Q: I’m not a sex therapist, but clients sometimes bring up sexual issues in treatment. I don’t feel competent having these discussions. What’s the best thing to do?
A: First, congratulate yourself on the fact that your clients feel comfortable enough to tell you about these issues. Many individuals and couples stay in therapy for years without ever mentioning their struggles with sex. So count this as good news!
It’s a shame that so many therapists shy away from talking about sex in the consulting room, believing that they don’t have sufficient expertise. The reality is that any well-trained therapist can help clients understand, and in many cases even resolve, sexual problems—simply by using their natural curiosity, some common sense, and a few key tools.
Let’s say, for example, you’ve been treating a young woman, Carmen, in counseling for issues related to managing stress in her life. After several months, Carmen tells you she’s begun a relationship with a new man, Scott, whom she likes very much. Several weeks into their relationship, Carmen comes into your office looking upset. She takes a deep breath and surprises you by saying, “When Scott and I have sex, I just don’t feel anything at all.”
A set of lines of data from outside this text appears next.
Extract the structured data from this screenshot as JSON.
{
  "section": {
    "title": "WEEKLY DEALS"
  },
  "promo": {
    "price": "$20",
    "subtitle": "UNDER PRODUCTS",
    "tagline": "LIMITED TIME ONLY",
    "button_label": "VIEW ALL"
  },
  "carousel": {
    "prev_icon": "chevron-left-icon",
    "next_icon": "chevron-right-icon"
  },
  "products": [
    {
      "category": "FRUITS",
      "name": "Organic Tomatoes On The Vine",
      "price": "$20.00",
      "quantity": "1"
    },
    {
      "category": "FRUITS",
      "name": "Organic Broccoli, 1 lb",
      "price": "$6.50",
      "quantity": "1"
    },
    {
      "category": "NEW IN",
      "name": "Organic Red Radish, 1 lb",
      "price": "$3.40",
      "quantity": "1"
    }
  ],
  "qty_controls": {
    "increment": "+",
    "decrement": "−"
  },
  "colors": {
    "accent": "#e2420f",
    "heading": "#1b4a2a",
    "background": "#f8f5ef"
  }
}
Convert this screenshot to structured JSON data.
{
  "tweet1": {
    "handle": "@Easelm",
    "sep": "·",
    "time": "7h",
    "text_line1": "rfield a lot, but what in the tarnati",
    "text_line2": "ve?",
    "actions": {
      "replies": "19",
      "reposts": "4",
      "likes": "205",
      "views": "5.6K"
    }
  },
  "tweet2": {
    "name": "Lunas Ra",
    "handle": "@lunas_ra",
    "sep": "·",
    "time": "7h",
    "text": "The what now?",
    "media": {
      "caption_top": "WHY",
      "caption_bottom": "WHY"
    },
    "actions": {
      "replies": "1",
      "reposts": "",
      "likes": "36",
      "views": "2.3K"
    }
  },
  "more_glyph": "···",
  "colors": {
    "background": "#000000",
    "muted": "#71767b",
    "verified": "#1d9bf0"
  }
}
What do you do? You could refer her to a sex therapist, but right now it’s just the two of you, and she’s just trusted you with something very intimate. Like it or not, for the rest of this session you’re her accidental…